Requirement:
For the data below, work out how many lines include the string "fraction" and report only the number.

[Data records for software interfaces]
####

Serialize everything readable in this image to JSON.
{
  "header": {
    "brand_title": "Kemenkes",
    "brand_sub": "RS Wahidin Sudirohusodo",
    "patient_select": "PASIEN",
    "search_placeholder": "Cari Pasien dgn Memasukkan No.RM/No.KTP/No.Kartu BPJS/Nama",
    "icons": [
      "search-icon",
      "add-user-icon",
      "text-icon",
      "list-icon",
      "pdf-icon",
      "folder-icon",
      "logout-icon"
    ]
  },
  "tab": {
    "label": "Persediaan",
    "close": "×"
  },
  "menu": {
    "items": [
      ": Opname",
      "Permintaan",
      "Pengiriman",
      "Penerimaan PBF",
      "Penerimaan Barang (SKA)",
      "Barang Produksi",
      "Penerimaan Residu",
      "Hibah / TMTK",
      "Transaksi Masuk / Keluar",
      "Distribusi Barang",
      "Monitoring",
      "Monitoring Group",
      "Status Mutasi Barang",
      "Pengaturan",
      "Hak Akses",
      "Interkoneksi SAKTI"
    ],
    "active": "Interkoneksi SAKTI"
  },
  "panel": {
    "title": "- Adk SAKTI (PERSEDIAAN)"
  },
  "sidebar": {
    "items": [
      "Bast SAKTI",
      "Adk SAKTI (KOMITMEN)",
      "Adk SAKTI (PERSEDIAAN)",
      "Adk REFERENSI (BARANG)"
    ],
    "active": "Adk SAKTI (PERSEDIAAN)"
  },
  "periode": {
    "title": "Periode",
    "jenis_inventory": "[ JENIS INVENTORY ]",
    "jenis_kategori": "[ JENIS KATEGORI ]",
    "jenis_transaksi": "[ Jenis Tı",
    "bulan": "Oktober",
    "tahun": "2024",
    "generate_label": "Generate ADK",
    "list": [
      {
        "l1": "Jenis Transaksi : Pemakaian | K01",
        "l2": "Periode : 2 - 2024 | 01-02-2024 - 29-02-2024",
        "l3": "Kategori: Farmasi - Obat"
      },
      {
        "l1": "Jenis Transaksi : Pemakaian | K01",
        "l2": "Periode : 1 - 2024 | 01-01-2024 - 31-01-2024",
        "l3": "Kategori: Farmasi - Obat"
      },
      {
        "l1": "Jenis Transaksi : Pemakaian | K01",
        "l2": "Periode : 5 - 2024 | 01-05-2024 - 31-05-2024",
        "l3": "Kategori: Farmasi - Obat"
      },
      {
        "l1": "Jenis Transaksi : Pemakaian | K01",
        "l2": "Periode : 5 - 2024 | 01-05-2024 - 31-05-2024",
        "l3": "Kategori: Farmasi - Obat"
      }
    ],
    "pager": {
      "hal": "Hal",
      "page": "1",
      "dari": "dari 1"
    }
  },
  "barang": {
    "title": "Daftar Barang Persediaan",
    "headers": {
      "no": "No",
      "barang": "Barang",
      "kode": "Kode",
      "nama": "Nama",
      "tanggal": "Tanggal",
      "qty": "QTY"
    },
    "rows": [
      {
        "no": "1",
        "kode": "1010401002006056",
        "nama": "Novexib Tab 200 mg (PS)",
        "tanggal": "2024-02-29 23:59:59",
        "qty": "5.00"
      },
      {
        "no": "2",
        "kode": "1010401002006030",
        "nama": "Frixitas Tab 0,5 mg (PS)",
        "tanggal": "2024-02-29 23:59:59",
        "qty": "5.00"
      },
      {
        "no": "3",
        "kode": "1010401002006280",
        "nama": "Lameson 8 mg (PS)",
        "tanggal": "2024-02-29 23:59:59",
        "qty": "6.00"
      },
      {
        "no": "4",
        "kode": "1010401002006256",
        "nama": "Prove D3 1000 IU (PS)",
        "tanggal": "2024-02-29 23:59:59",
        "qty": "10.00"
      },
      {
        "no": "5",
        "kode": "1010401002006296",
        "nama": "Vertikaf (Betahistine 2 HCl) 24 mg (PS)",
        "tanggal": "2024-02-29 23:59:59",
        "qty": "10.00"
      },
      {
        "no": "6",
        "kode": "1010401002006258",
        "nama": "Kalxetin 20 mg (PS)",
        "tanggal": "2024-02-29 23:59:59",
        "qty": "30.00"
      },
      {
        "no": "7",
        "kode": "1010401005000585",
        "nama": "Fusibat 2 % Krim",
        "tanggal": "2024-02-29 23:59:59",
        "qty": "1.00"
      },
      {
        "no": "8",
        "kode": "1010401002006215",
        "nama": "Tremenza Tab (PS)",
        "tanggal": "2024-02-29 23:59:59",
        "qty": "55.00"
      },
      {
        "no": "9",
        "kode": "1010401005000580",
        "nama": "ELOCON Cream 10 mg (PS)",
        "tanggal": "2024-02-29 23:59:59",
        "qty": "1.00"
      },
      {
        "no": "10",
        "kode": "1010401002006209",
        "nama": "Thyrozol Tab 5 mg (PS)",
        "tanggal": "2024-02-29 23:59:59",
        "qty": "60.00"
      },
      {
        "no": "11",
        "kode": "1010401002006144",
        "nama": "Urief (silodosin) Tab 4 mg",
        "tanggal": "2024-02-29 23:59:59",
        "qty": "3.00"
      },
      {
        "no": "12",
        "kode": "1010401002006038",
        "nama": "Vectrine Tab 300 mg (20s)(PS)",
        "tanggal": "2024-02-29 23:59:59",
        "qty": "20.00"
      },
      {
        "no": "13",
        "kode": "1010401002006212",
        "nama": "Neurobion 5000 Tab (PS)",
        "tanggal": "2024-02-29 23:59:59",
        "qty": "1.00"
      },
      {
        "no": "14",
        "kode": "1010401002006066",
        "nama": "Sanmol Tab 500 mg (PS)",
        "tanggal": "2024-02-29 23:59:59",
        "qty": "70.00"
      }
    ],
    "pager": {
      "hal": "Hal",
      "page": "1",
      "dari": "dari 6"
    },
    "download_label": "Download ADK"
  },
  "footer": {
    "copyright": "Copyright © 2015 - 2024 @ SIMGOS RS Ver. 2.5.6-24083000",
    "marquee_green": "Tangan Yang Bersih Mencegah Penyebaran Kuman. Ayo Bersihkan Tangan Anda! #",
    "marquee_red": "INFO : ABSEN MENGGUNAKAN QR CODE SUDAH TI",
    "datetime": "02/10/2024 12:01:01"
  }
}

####

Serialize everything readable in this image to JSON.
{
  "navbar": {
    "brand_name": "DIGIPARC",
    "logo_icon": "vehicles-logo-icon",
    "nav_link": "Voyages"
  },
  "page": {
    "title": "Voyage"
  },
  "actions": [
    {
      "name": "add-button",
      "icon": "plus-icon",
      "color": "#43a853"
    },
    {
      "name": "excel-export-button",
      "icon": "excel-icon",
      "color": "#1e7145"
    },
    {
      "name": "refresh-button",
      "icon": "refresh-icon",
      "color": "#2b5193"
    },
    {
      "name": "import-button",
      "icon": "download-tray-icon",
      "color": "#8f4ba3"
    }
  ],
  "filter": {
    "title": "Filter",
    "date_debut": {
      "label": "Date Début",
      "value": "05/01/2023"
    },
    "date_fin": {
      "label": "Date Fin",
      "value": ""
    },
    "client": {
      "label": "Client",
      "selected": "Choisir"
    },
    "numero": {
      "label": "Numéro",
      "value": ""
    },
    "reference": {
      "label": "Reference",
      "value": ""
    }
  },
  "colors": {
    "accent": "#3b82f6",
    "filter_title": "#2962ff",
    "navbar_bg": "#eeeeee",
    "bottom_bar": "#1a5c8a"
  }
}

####

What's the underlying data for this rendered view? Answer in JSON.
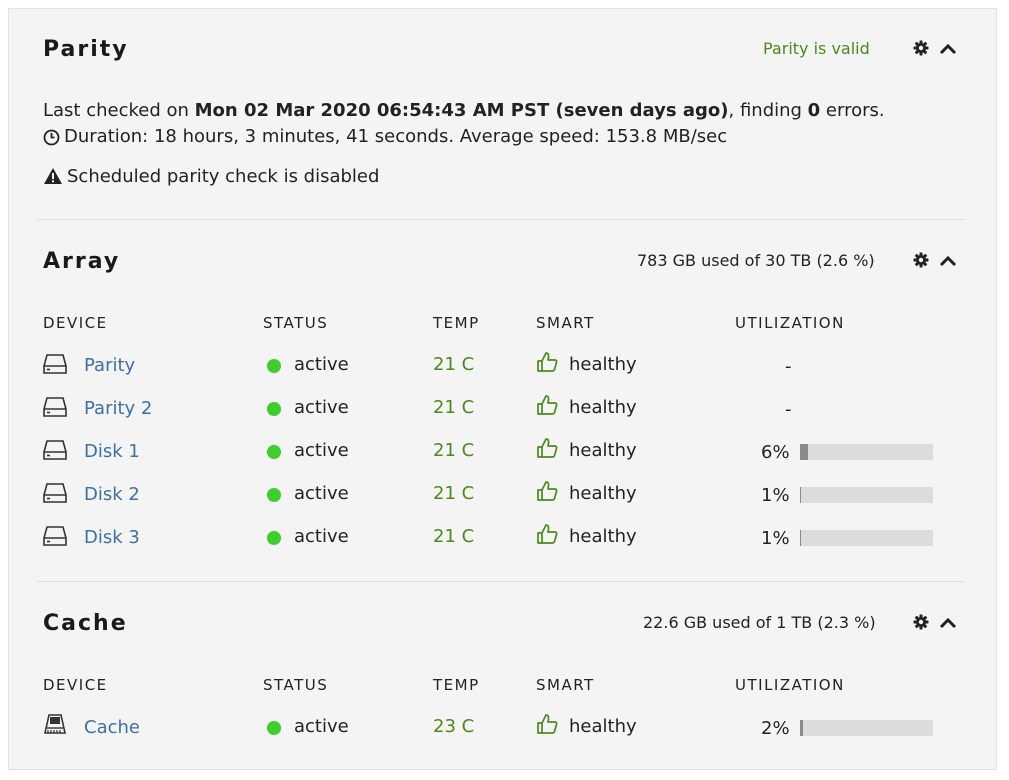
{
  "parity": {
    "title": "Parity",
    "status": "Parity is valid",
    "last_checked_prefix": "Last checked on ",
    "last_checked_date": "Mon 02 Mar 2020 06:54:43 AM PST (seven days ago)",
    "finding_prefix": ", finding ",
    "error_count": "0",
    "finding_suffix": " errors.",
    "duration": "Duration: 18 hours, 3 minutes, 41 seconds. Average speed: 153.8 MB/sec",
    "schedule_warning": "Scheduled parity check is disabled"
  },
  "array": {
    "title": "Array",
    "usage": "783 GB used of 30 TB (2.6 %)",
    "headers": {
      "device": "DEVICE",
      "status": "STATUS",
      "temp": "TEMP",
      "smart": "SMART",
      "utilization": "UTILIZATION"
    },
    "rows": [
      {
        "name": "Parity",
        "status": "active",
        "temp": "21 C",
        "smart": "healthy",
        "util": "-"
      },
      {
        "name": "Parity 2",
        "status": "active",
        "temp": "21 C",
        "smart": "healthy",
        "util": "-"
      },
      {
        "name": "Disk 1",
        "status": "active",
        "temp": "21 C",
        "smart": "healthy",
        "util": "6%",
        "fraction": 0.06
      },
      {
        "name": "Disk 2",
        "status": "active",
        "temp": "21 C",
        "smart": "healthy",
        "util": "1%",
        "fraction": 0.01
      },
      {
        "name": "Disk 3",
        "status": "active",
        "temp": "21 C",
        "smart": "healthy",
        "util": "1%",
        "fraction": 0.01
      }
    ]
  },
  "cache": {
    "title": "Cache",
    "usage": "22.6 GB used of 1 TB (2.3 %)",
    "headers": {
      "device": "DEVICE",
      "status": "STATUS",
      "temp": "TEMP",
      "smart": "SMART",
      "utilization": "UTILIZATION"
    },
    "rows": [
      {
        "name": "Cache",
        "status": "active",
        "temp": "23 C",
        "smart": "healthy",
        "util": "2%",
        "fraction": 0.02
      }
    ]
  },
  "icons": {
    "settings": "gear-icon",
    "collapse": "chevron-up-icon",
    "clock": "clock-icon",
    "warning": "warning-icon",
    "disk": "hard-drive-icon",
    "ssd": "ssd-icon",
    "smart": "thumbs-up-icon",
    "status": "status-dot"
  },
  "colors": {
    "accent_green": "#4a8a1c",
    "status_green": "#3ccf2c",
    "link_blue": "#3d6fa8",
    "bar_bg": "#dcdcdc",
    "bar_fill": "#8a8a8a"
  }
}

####

Task response:
4